## Given data
########

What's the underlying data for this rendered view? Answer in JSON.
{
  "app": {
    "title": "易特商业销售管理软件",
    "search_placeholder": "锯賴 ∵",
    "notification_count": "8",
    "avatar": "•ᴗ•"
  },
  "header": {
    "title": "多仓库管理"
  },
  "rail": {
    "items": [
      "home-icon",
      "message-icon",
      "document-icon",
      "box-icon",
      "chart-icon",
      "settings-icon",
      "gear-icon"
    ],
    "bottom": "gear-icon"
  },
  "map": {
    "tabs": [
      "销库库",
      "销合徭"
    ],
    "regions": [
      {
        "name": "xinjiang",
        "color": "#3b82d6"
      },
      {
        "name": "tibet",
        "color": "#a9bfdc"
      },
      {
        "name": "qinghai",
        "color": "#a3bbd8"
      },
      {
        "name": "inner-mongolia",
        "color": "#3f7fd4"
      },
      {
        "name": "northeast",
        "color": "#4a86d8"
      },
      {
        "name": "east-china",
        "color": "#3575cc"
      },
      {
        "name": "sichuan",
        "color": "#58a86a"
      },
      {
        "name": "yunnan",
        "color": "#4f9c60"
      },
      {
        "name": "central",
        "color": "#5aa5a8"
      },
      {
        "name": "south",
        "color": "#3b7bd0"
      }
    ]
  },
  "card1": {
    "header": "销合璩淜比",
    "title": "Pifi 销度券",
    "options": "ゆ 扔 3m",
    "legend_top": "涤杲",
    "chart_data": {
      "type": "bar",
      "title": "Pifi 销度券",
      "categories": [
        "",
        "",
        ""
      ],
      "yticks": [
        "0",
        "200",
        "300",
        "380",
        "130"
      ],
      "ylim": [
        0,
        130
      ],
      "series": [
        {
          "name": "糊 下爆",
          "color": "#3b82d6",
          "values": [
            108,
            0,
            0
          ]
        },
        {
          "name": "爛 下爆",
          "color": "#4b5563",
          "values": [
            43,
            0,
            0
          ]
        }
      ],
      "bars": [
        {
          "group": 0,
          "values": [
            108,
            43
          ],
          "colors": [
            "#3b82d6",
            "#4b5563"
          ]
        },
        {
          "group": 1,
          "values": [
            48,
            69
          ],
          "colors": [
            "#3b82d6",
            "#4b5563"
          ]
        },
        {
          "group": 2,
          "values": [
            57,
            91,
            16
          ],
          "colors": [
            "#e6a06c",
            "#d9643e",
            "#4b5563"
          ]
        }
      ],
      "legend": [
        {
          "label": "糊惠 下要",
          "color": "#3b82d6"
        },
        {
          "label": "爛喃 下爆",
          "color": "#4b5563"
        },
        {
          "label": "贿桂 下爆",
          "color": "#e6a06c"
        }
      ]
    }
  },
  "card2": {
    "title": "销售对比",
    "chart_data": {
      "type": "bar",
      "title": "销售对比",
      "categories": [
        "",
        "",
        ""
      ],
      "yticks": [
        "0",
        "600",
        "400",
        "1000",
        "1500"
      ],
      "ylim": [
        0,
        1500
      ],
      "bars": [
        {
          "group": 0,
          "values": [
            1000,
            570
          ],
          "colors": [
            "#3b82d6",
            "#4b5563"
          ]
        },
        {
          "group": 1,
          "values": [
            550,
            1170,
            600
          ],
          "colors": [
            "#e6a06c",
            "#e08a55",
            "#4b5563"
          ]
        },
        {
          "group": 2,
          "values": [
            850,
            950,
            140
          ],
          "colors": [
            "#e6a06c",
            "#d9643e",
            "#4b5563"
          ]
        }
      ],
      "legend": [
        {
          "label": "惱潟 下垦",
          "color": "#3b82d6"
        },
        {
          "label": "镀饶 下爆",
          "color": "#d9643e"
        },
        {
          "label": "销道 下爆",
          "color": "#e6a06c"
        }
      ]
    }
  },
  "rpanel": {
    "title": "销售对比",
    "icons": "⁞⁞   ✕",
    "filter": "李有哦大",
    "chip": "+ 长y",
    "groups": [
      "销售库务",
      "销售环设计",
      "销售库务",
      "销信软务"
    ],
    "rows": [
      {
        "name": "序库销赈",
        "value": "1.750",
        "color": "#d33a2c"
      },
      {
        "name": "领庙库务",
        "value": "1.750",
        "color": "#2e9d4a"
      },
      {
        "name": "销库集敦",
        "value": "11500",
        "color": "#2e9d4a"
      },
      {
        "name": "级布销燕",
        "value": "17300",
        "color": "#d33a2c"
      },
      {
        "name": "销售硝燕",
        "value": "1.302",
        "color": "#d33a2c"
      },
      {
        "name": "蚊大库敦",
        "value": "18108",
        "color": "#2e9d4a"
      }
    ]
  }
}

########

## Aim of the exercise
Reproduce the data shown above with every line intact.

## Answer to this problem
What's the underlying data for this rendered view? Answer in JSON.
{
  "app": {
    "title": "易特商业销售管理软件",
    "search_placeholder": "锯賴 ∵",
    "notification_count": "8",
    "avatar": "•ᴗ•"
  },
  "header": {
    "title": "多仓库管理"
  },
  "rail": {
    "items": [
      "home-icon",
      "message-icon",
      "document-icon",
      "box-icon",
      "chart-icon",
      "settings-icon",
      "gear-icon"
    ],
    "bottom": "gear-icon"
  },
  "map": {
    "tabs": [
      "销库库",
      "销合徭"
    ],
    "regions": [
      {
        "name": "xinjiang",
        "color": "#3b82d6"
      },
      {
        "name": "tibet",
        "color": "#a9bfdc"
      },
      {
        "name": "qinghai",
        "color": "#a3bbd8"
      },
      {
        "name": "inner-mongolia",
        "color": "#3f7fd4"
      },
      {
        "name": "northeast",
        "color": "#4a86d8"
      },
      {
        "name": "east-china",
        "color": "#3575cc"
      },
      {
        "name": "sichuan",
        "color": "#58a86a"
      },
      {
        "name": "yunnan",
        "color": "#4f9c60"
      },
      {
        "name": "central",
        "color": "#5aa5a8"
      },
      {
        "name": "south",
        "color": "#3b7bd0"
      }
    ]
  },
  "card1": {
    "header": "销合璩淜比",
    "title": "Pifi 销度券",
    "options": "ゆ 扔 3m",
    "legend_top": "涤杲",
    "chart_data": {
      "type": "bar",
      "title": "Pifi 销度券",
      "categories": [
        "",
        "",
        ""
      ],
      "yticks": [
        "0",
        "200",
        "300",
        "380",
        "130"
      ],
      "ylim": [
        0,
        130
      ],
      "series": [
        {
          "name": "糊 下爆",
          "color": "#3b82d6",
          "values": [
            108,
            0,
            0
          ]
        },
        {
          "name": "爛 下爆",
          "color": "#4b5563",
          "values": [
            43,
            0,
            0
          ]
        }
      ],
      "bars": [
        {
          "group": 0,
          "values": [
            108,
            43
          ],
          "colors": [
            "#3b82d6",
            "#4b5563"
          ]
        },
        {
          "group": 1,
          "values": [
            48,
            69
          ],
          "colors": [
            "#3b82d6",
            "#4b5563"
          ]
        },
        {
          "group": 2,
          "values": [
            57,
            91,
            16
          ],
          "colors": [
            "#e6a06c",
            "#d9643e",
            "#4b5563"
          ]
        }
      ],
      "legend": [
        {
          "label": "糊惠 下要",
          "color": "#3b82d6"
        },
        {
          "label": "爛喃 下爆",
          "color": "#4b5563"
        },
        {
          "label": "贿桂 下爆",
          "color": "#e6a06c"
        }
      ]
    }
  },
  "card2": {
    "title": "销售对比",
    "chart_data": {
      "type": "bar",
      "title": "销售对比",
      "categories": [
        "",
        "",
        ""
      ],
      "yticks": [
        "0",
        "600",
        "400",
        "1000",
        "1500"
      ],
      "ylim": [
        0,
        1500
      ],
      "bars": [
        {
          "group": 0,
          "values": [
            1000,
            570
          ],
          "colors": [
            "#3b82d6",
            "#4b5563"
          ]
        },
        {
          "group": 1,
          "values": [
            550,
            1170,
            600
          ],
          "colors": [
            "#e6a06c",
            "#e08a55",
            "#4b5563"
          ]
        },
        {
          "group": 2,
          "values": [
            850,
            950,
            140
          ],
          "colors": [
            "#e6a06c",
            "#d9643e",
            "#4b5563"
          ]
        }
      ],
      "legend": [
        {
          "label": "惱潟 下垦",
          "color": "#3b82d6"
        },
        {
          "label": "镀饶 下爆",
          "color": "#d9643e"
        },
        {
          "label": "销道 下爆",
          "color": "#e6a06c"
        }
      ]
    }
  },
  "rpanel": {
    "title": "销售对比",
    "icons": "⁞⁞   ✕",
    "filter": "李有哦大",
    "chip": "+ 长y",
    "groups": [
      "销售库务",
      "销售环设计",
      "销售库务",
      "销信软务"
    ],
    "rows": [
      {
        "name": "序库销赈",
        "value": "1.750",
        "color": "#d33a2c"
      },
      {
        "name": "领庙库务",
        "value": "1.750",
        "color": "#2e9d4a"
      },
      {
        "name": "销库集敦",
        "value": "11500",
        "color": "#2e9d4a"
      },
      {
        "name": "级布销燕",
        "value": "17300",
        "color": "#d33a2c"
      },
      {
        "name": "销售硝燕",
        "value": "1.302",
        "color": "#d33a2c"
      },
      {
        "name": "蚊大库敦",
        "value": "18108",
        "color": "#2e9d4a"
      }
    ]
  }
}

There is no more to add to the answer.